**TASK ITEM**
Images in the data are to be skipped, while every line is restated exactly as written.

**DATA IN THIS EXERCISE**
---------------
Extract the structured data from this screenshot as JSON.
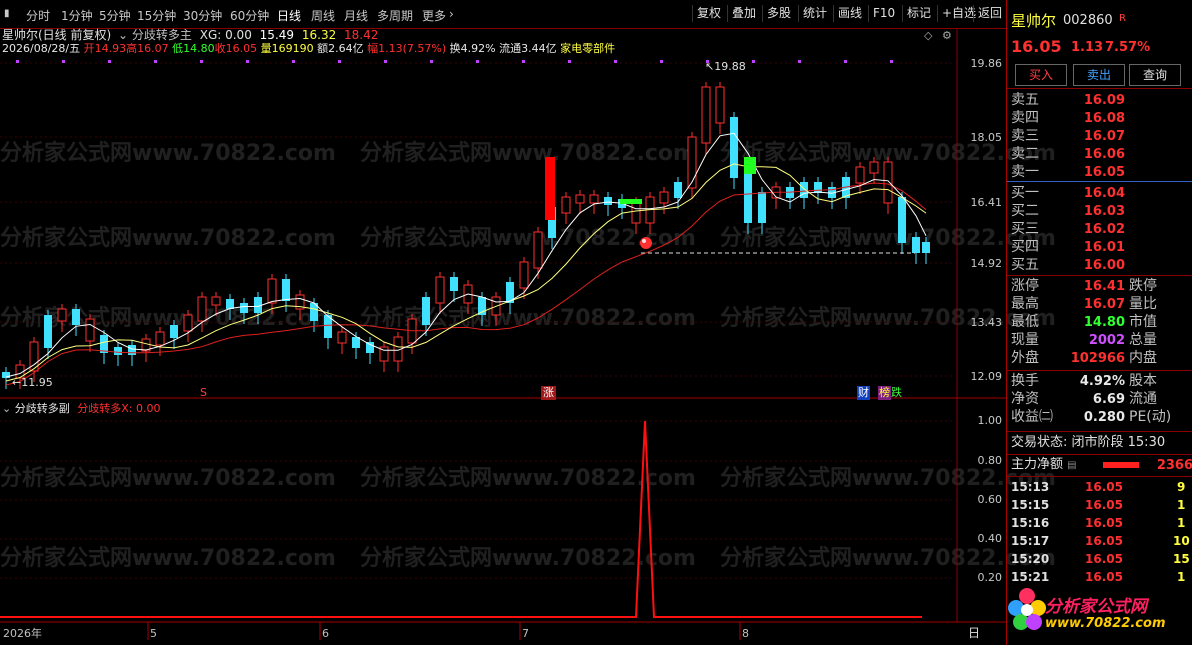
{
  "toolbar": {
    "periods": [
      "分时",
      "1分钟",
      "5分钟",
      "15分钟",
      "30分钟",
      "60分钟",
      "日线",
      "周线",
      "月线",
      "多周期",
      "更多"
    ],
    "active_period": "日线",
    "actions": [
      "复权",
      "叠加",
      "多股",
      "统计",
      "画线",
      "F10",
      "标记",
      "+自选",
      "返回"
    ]
  },
  "main": {
    "title": "星帅尔(日线 前复权)",
    "indicator_name": "分歧转多主",
    "xg_label": "XG: 0.00",
    "ma_values": [
      "15.49",
      "16.32",
      "18.42"
    ],
    "ma_colors": [
      "#ffffff",
      "#ffff40",
      "#ff3030"
    ],
    "info": {
      "date": "2026/08/28/五",
      "open": "开14.93",
      "high": "高16.07",
      "low": "低14.80",
      "close": "收16.05",
      "volume": "量169190",
      "amount": "额2.64亿",
      "change": "幅1.13(7.57%)",
      "turnover": "换4.92%",
      "float": "流通3.44亿",
      "sector": "家电零部件"
    },
    "high_label": "19.88",
    "low_label": "11.95",
    "price_axis": [
      "19.86",
      "18.05",
      "16.41",
      "14.92",
      "13.43",
      "12.09"
    ],
    "markers": {
      "s": "S",
      "zhang": "涨",
      "cai": "财",
      "bang": "榜",
      "die": "跌"
    }
  },
  "sub": {
    "title": "分歧转多副",
    "value_label": "分歧转多X: 0.00",
    "axis": [
      "1.00",
      "0.80",
      "0.60",
      "0.40",
      "0.20"
    ]
  },
  "time_axis": {
    "labels": [
      "2026年",
      "5",
      "6",
      "7",
      "8"
    ],
    "period": "日"
  },
  "quote": {
    "name": "星帅尔",
    "code": "002860",
    "flag": "R",
    "price": "16.05",
    "change": "1.13",
    "pct": "7.57%",
    "buttons": [
      "买入",
      "卖出",
      "查询"
    ],
    "asks": [
      {
        "label": "卖五",
        "price": "16.09"
      },
      {
        "label": "卖四",
        "price": "16.08"
      },
      {
        "label": "卖三",
        "price": "16.07"
      },
      {
        "label": "卖二",
        "price": "16.06"
      },
      {
        "label": "卖一",
        "price": "16.05"
      }
    ],
    "bids": [
      {
        "label": "买一",
        "price": "16.04"
      },
      {
        "label": "买二",
        "price": "16.03"
      },
      {
        "label": "买三",
        "price": "16.02"
      },
      {
        "label": "买四",
        "price": "16.01"
      },
      {
        "label": "买五",
        "price": "16.00"
      }
    ],
    "stats": [
      {
        "label": "涨停",
        "value": "16.41",
        "right": "跌停",
        "color": "#ff3030"
      },
      {
        "label": "最高",
        "value": "16.07",
        "right": "量比",
        "color": "#ff3030"
      },
      {
        "label": "最低",
        "value": "14.80",
        "right": "市值",
        "color": "#30ff30"
      },
      {
        "label": "现量",
        "value": "2002",
        "right": "总量",
        "color": "#d050ff"
      },
      {
        "label": "外盘",
        "value": "102966",
        "right": "内盘",
        "color": "#ff3030"
      }
    ],
    "stats2": [
      {
        "label": "换手",
        "value": "4.92%",
        "right": "股本"
      },
      {
        "label": "净资",
        "value": "6.69",
        "right": "流通"
      },
      {
        "label": "收益㈡",
        "value": "0.280",
        "right": "PE(动)"
      }
    ],
    "trade_status": "交易状态: 闭市阶段 15:30",
    "main_flow_label": "主力净额",
    "main_flow_value": "2366",
    "ticks": [
      {
        "time": "15:13",
        "price": "16.05",
        "vol": "9"
      },
      {
        "time": "15:15",
        "price": "16.05",
        "vol": "1"
      },
      {
        "time": "15:16",
        "price": "16.05",
        "vol": "1"
      },
      {
        "time": "15:17",
        "price": "16.05",
        "vol": "10"
      },
      {
        "time": "15:20",
        "price": "16.05",
        "vol": "15"
      },
      {
        "time": "15:21",
        "price": "16.05",
        "vol": "1"
      }
    ]
  },
  "logo": {
    "text": "分析家公式网",
    "url": "www.70822.com"
  },
  "watermark": "分析家公式网www.70822.com"
}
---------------
**WRITTEN RESPONSE**
Extract the structured data from this screenshot as JSON.
{
  "toolbar": {
    "periods": [
      "分时",
      "1分钟",
      "5分钟",
      "15分钟",
      "30分钟",
      "60分钟",
      "日线",
      "周线",
      "月线",
      "多周期",
      "更多"
    ],
    "active_period": "日线",
    "actions": [
      "复权",
      "叠加",
      "多股",
      "统计",
      "画线",
      "F10",
      "标记",
      "+自选",
      "返回"
    ]
  },
  "main": {
    "title": "星帅尔(日线 前复权)",
    "indicator_name": "分歧转多主",
    "xg_label": "XG: 0.00",
    "ma_values": [
      "15.49",
      "16.32",
      "18.42"
    ],
    "ma_colors": [
      "#ffffff",
      "#ffff40",
      "#ff3030"
    ],
    "info": {
      "date": "2026/08/28/五",
      "open": "开14.93",
      "high": "高16.07",
      "low": "低14.80",
      "close": "收16.05",
      "volume": "量169190",
      "amount": "额2.64亿",
      "change": "幅1.13(7.57%)",
      "turnover": "换4.92%",
      "float": "流通3.44亿",
      "sector": "家电零部件"
    },
    "high_label": "19.88",
    "low_label": "11.95",
    "price_axis": [
      "19.86",
      "18.05",
      "16.41",
      "14.92",
      "13.43",
      "12.09"
    ],
    "markers": {
      "s": "S",
      "zhang": "涨",
      "cai": "财",
      "bang": "榜",
      "die": "跌"
    }
  },
  "sub": {
    "title": "分歧转多副",
    "value_label": "分歧转多X: 0.00",
    "axis": [
      "1.00",
      "0.80",
      "0.60",
      "0.40",
      "0.20"
    ]
  },
  "time_axis": {
    "labels": [
      "2026年",
      "5",
      "6",
      "7",
      "8"
    ],
    "period": "日"
  },
  "quote": {
    "name": "星帅尔",
    "code": "002860",
    "flag": "R",
    "price": "16.05",
    "change": "1.13",
    "pct": "7.57%",
    "buttons": [
      "买入",
      "卖出",
      "查询"
    ],
    "asks": [
      {
        "label": "卖五",
        "price": "16.09"
      },
      {
        "label": "卖四",
        "price": "16.08"
      },
      {
        "label": "卖三",
        "price": "16.07"
      },
      {
        "label": "卖二",
        "price": "16.06"
      },
      {
        "label": "卖一",
        "price": "16.05"
      }
    ],
    "bids": [
      {
        "label": "买一",
        "price": "16.04"
      },
      {
        "label": "买二",
        "price": "16.03"
      },
      {
        "label": "买三",
        "price": "16.02"
      },
      {
        "label": "买四",
        "price": "16.01"
      },
      {
        "label": "买五",
        "price": "16.00"
      }
    ],
    "stats": [
      {
        "label": "涨停",
        "value": "16.41",
        "right": "跌停",
        "color": "#ff3030"
      },
      {
        "label": "最高",
        "value": "16.07",
        "right": "量比",
        "color": "#ff3030"
      },
      {
        "label": "最低",
        "value": "14.80",
        "right": "市值",
        "color": "#30ff30"
      },
      {
        "label": "现量",
        "value": "2002",
        "right": "总量",
        "color": "#d050ff"
      },
      {
        "label": "外盘",
        "value": "102966",
        "right": "内盘",
        "color": "#ff3030"
      }
    ],
    "stats2": [
      {
        "label": "换手",
        "value": "4.92%",
        "right": "股本"
      },
      {
        "label": "净资",
        "value": "6.69",
        "right": "流通"
      },
      {
        "label": "收益㈡",
        "value": "0.280",
        "right": "PE(动)"
      }
    ],
    "trade_status": "交易状态: 闭市阶段 15:30",
    "main_flow_label": "主力净额",
    "main_flow_value": "2366",
    "ticks": [
      {
        "time": "15:13",
        "price": "16.05",
        "vol": "9"
      },
      {
        "time": "15:15",
        "price": "16.05",
        "vol": "1"
      },
      {
        "time": "15:16",
        "price": "16.05",
        "vol": "1"
      },
      {
        "time": "15:17",
        "price": "16.05",
        "vol": "10"
      },
      {
        "time": "15:20",
        "price": "16.05",
        "vol": "15"
      },
      {
        "time": "15:21",
        "price": "16.05",
        "vol": "1"
      }
    ]
  },
  "logo": {
    "text": "分析家公式网",
    "url": "www.70822.com"
  },
  "watermark": "分析家公式网www.70822.com"
}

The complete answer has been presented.